The Emotional Change Curve is something of a stock in trade amongst people involved in organizational change management, and a model that I have used extensively over the years. The model and its variants are derived from work by psychiatrist Elisabeth Kübler-Ross and plots a series of emotional reacts that people have when confronted by change – from denial and resistance to exploration and acceptance.
It’s useful. Over the years it’s been a valuable way to help to help broker conversations with people who were struggling to answer the question “Why won’t these buggers just do what we tell them?”. It’s also, it seems, potentially deeply flawed.
I’m of mixed views about this. On the one hand, the scientific method should allow us to move on from theories that on futher investigation don’t hold (the scientific method too often gets confused with dogmatism). But on the other, models can be useful to explore ideas and don’t necessarily need to be true to demonstrate a truth.
Maybe I’m just in denial about the whole thing.
But over the last year or so, especially during my research for Who Shares Wins, I’ve been becoming increasingly intrigued as to whether habit and addiction might be a better way of understanding resistance to change than the Change Curve.
Humans are creatures of habit. As I finish up the last day of a six month full-time assignment working in the same office everyday, I this morning have become aware of how many habits I have formed over that short period: alarm at 6.30; shower dress, leave the house; 7.14 train to Waterloo; a walk to the bus; waiting for a bus on which I can get a seat; get my pass out of my bag as I walk to the office; pop to the coffee shop for coffee and a (usually pork-based) breakfast snack; to the desk; startup the computer; eat breakfast… and that’s before I even start work.

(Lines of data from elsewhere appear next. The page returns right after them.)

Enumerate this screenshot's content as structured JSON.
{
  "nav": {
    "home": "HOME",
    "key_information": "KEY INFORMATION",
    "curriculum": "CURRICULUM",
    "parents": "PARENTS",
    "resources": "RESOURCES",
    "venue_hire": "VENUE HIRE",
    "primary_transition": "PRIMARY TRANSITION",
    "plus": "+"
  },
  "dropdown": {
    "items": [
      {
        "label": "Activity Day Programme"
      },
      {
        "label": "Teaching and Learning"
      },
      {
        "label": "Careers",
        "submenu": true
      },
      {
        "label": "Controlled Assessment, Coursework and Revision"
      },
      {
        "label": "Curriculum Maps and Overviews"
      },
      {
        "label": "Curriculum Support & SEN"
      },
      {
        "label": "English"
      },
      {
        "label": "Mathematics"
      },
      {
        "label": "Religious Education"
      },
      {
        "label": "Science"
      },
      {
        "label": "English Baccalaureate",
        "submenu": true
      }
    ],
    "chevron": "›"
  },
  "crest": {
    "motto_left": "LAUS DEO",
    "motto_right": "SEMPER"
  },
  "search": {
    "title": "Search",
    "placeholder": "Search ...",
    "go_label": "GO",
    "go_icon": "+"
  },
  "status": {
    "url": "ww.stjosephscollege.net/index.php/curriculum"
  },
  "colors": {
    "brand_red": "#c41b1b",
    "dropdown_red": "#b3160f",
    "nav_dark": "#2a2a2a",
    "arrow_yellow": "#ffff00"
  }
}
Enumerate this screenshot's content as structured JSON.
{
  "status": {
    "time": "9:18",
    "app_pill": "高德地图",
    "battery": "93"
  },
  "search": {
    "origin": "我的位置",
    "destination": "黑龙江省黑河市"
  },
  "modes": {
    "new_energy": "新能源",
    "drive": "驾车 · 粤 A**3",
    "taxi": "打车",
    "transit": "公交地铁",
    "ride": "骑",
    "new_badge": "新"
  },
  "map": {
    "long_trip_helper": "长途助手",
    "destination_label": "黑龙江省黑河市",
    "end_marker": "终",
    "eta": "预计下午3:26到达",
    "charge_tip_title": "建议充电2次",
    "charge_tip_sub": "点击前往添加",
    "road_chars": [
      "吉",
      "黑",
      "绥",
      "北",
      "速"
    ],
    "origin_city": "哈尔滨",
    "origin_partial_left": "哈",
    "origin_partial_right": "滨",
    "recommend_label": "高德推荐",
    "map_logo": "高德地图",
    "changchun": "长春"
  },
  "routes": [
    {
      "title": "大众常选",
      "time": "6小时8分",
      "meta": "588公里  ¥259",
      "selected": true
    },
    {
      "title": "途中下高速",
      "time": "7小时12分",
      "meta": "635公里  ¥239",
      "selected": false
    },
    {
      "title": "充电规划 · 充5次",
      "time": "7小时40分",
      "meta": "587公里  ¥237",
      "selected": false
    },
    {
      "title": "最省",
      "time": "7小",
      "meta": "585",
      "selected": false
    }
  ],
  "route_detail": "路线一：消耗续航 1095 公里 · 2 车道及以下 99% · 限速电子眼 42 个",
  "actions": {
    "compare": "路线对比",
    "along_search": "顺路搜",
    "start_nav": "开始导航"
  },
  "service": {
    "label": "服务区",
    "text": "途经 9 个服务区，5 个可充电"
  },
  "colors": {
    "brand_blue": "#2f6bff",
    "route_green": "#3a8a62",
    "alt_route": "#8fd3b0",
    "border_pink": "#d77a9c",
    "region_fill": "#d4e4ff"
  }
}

I have turned into Reggie Perrin.
Changing those habits takes either immense willpower or a sharp shock (the latter being the end of the contract – I’m available for weddings, birthdays and bar mitzvahs from Tuesday 6th, nudge nudge).
Charles Duhigg’s book The Power of Habit explores all of this in depth. Our habitual behaviours are triggered by some sort of event, which in turn makes us do some sort of set action, which in turn in rewarded by some sort of outcome – my alarm goes off, I turn it off, the irritating noise stops, for example.
When it comes to how we work, and even more so how we use technology to work, we have deeply rooted habits all over the place. Think about the habit cycle of something like your phone vibrating with a new message notification, you check your phone to read the new email, you file it away after reading it. A habit cycle.
Even more dangerous is how some (if not many) of these working habits become addictive. As Nir Eyal’s book Hooked explains, addiction comes when you have a variable reward. Think fruit machines. Think alcohol. Think email: sometimes the notification you get is for something valuable, interesting or just amusing. Most of the time is spam. Eyal provides a blueprint for how to build psychologically addictive software products (which, as an aside, is possibly the most compelling evidence I’ve yet seen of the moral bankruptcy of Silicon Valley).
So when we come to think about getting people to change their behaviours, we might be better to think of how we need to change their habits. How can we remove triggers? How can we get people to adopt new responses? How can we change the rewards? Is cold turkey an option? My research led me to believe that this is a very good way to explain why, despite it being regarded by so many people as a significant “problem”, email isn’t going to be going away any time soon.
When you look a the world through this lens, it’s remarkable how many trigger-action-reward cycles you can spot. Maybe this is a better route to get change to happen than trying to help people through their reactions?